Plus: How YouTubers spread far-right beliefs (don’t just blame algorithms), and another cry for less both-sides journalism.
We analyzed the data of groups as large as 40,000 members and as small as 300, from international organizations to local publishers. How does yours fit in?
Should one partisan news outlet be able to wield power over another, using Facebook as the cudgel?
“One of my fears when we started was that there wouldn’t be enough topics, but it’s safe to say that’s not a concern.”
Facebook: “Sociopath,” “bipolar,” “uncool uncle,” “midlife crisis.” WhatsApp: “Best friend,” “sociable,” “fun,” “honest.”
Forty-two percent of Democrats say the news they get on social media has helped their understanding of current events, compared to 24 percent of Republicans who say the same thing.
“Any human being that would put an eye on it would be able to say this is not political propaganda. This is really fair and well-documented journalism.
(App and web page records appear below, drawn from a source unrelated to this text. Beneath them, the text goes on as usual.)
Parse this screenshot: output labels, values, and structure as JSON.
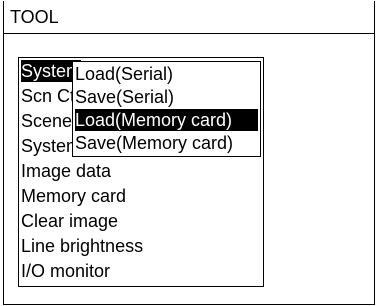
{
  "window": {
    "title": "TOOL"
  },
  "menu": {
    "items": [
      {
        "label": "System",
        "highlighted": true
      },
      {
        "label": "Scn Ctrl"
      },
      {
        "label": "Scene"
      },
      {
        "label": "System"
      },
      {
        "label": "Image data"
      },
      {
        "label": "Memory card"
      },
      {
        "label": "Clear image"
      },
      {
        "label": "Line brightness"
      },
      {
        "label": "I/O monitor"
      }
    ]
  },
  "submenu": {
    "items": [
      {
        "label": "Load(Serial)"
      },
      {
        "label": "Save(Serial)"
      },
      {
        "label": "Load(Memory card)",
        "highlighted": true
      },
      {
        "label": "Save(Memory card)"
      }
    ]
  }
}
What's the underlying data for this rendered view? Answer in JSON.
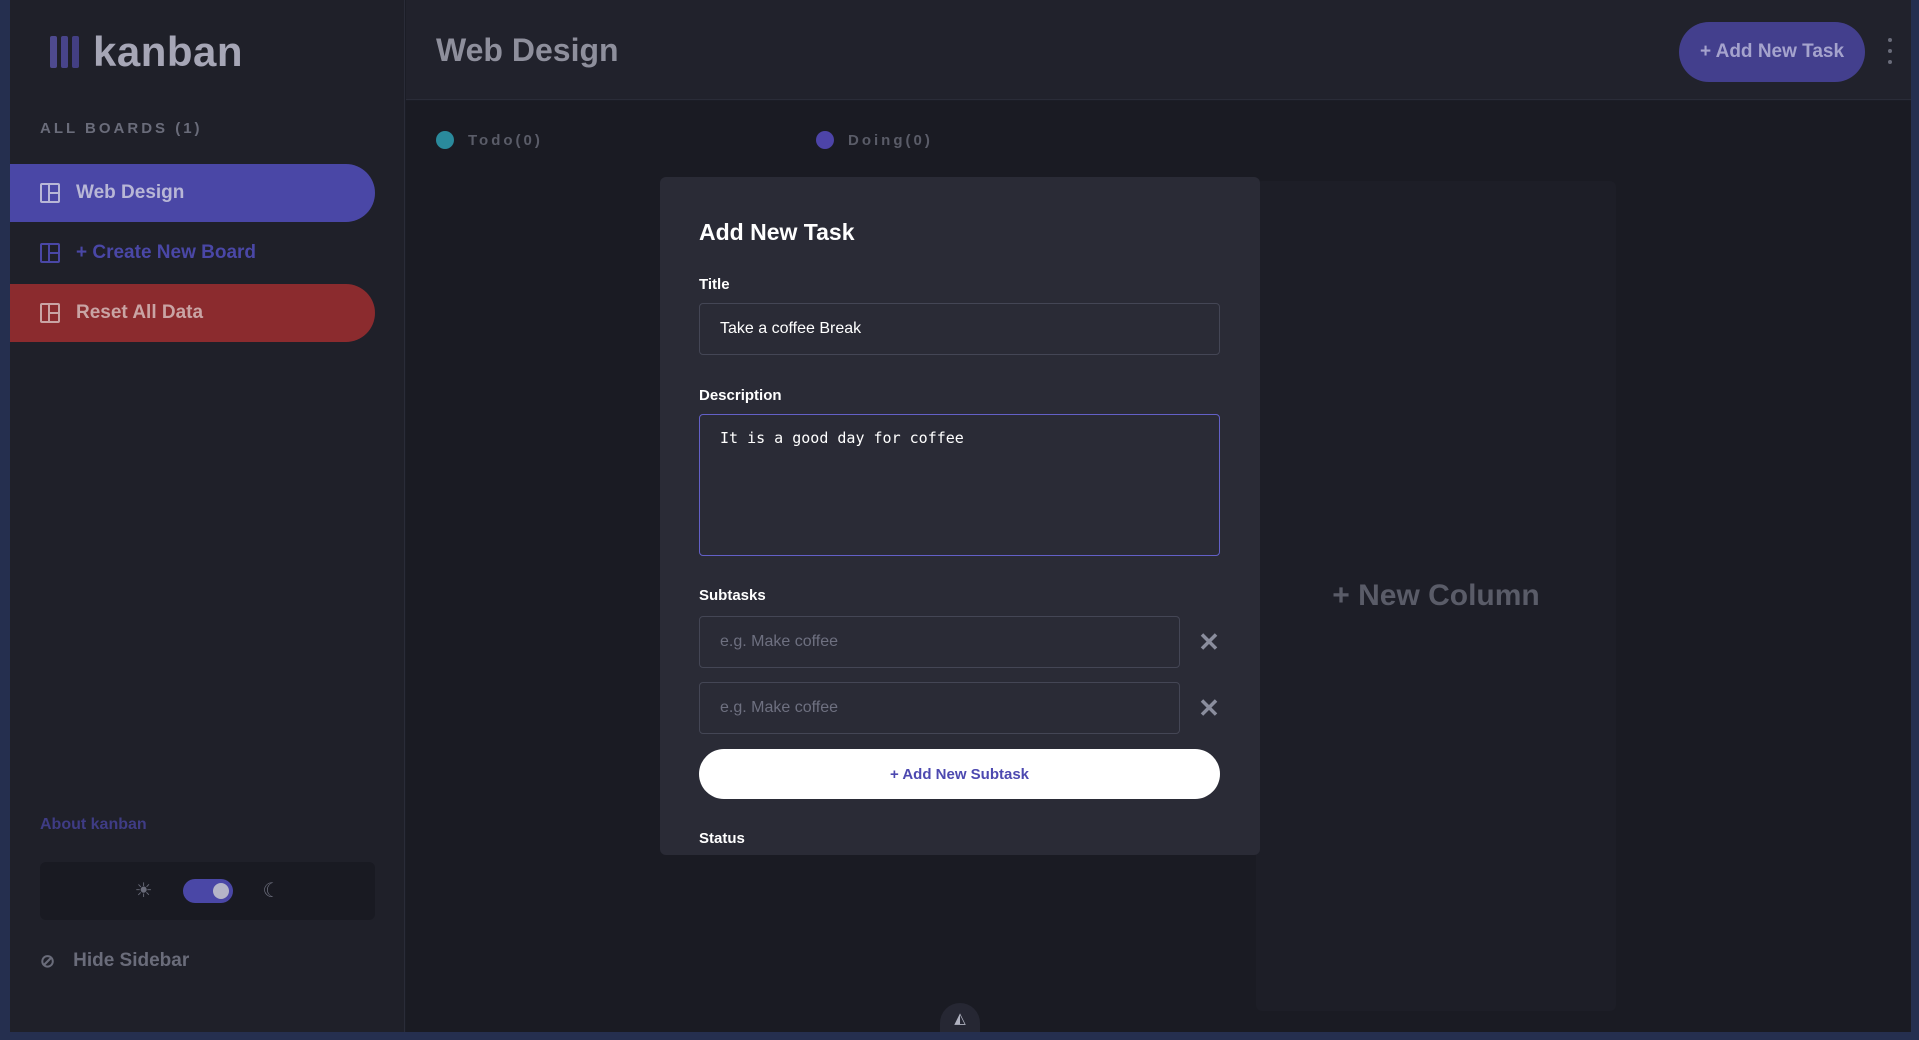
{
  "app": {
    "logo_text": "kanban"
  },
  "sidebar": {
    "heading": "ALL BOARDS (1)",
    "items": [
      {
        "label": "Web Design"
      },
      {
        "label": "+ Create New Board"
      },
      {
        "label": "Reset All Data"
      }
    ],
    "about": "About kanban",
    "hide_label": "Hide Sidebar"
  },
  "header": {
    "title": "Web Design",
    "add_task_label": "+ Add New Task"
  },
  "board": {
    "columns": [
      {
        "label": "Todo(0)",
        "color": "#2a8a9c"
      },
      {
        "label": "Doing(0)",
        "color": "#4d44a8"
      }
    ],
    "new_column_label": "+ New Column"
  },
  "modal": {
    "title": "Add New Task",
    "title_label": "Title",
    "title_value": "Take a coffee Break",
    "description_label": "Description",
    "description_value": "It is a good day for coffee",
    "subtasks_label": "Subtasks",
    "subtask_placeholder": "e.g. Make coffee",
    "add_subtask_label": "+ Add New Subtask",
    "status_label": "Status"
  },
  "colors": {
    "accent": "#4a47a6",
    "danger": "#8b2b2e"
  }
}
It should not be confused.”
Plus: Who tweets anti-vaccine content, and watch out for “misinfodemics.”